Camus itself was founded in 1863 by Cyril’s great great grandfather, and though that literally is several lifetimes ago, the fifth largest cognac house in the world is still the youngest when compared to houses like Remy Martin or Martell. “We’re like the new kids, we’re still playing catch up,” he told me with a smile.
But Cyril and his family have differentiated themselves from the other houses in more than a couple ways throughout history, and it dates back to their very origins. For one, Camus is the largest family-owned cognac house in the world—Cyril himself was 32 when he first took over the family business. And while many other large cognac houses made their bones as merchants who would buy cognac from winegrowers, blend it and sell it, Camus were winegrowers—and they still are.
Cyril explained, “One thing that sets us apart, especially with Camus VSOP Borderies, is it’s all coming from our own vineyards. We start right from the soil. We run the vineyards to maximize the aromatic potential. We even have our own weather station to help with segmentation and harvesting. During distillation, we are tasting every single liter. There’s always one liter in every 20 or so that has amazing aromatic density. This is what we want to find. It’s completely manual work, but every step of the process, we are focusing on improving aromatic profiles.”
In order for cognac to be considered cognac, the grapes have to be grown and fermented into wine in the Cognac region of France. While it can be aged elsewhere, in practice, it’s aged in oak barrels in cognac as well. And while Camus remains true to its traditional roots in practice, they also cling to their ideologies. “Cognac is a very traditionally imbued product. We don’t change many things, there’s a respect for tradition in many things. Camus always tastes the same, very floral, very aromatic cognacs. We actually learn from every generation. Taking in current technology and science and finding ways to improve, but always the same style. As a house, we’re not changing. Consumers tastes might evolve, but we don’t take this approach. What we change is how we communicate about it, how we package our product, how we display them. The way to convey elegance, ultimately changes. It’s the same with fashion. How we showcase our product changes, but what’s inside the bottle, stays the same—the personality stays the same. It’s very important to us.”

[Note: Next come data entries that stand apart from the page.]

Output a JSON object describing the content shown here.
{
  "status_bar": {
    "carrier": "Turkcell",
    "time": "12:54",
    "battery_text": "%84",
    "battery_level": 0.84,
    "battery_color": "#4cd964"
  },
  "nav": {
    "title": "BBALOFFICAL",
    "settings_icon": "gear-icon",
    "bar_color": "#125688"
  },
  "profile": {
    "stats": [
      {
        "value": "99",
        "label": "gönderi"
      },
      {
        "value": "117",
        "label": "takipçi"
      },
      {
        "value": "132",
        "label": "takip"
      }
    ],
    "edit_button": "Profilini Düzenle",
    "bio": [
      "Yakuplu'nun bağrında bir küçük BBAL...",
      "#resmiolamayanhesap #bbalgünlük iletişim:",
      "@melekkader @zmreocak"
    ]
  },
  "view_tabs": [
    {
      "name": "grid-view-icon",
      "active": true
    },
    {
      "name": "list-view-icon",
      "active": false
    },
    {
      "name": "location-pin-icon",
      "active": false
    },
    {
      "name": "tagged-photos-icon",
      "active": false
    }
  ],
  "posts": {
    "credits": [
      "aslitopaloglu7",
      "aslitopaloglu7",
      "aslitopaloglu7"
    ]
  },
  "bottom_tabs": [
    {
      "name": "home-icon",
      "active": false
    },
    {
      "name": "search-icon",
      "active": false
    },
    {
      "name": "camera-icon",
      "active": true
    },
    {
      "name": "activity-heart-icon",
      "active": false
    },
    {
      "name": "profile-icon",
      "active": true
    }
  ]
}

Cognac itself has always had a status as a higher quality spirit, which is one of the things that helped create the stigma for myself and so many other drinkers over the years. “It became a little bit too unapproachable,” Cyril mentioned as I told him about my past experiences with the spirit. “It’s starting to become more popular in the right sort of way where people are not as afraid of it. There’s multiple ways of drinking it. Not just neat after a meal. Not just as a digestif.”
Outside of nightlife and restaurants, more people are also promoting the consumption of cognac on the rocks. The right cognac is super flavorful, more approachable in that sense. This has begun more so in Europe and Asia, but with cognac on the rise in The States, we may see more of this soon. All of these different ways of drinking the spirit contribute to what is bringing cognac back into the consumer’s usual repertoire in a big way. For brands like Camus, it’s the call for quality spirits that is ultimately bringing the brand into the U.S. market.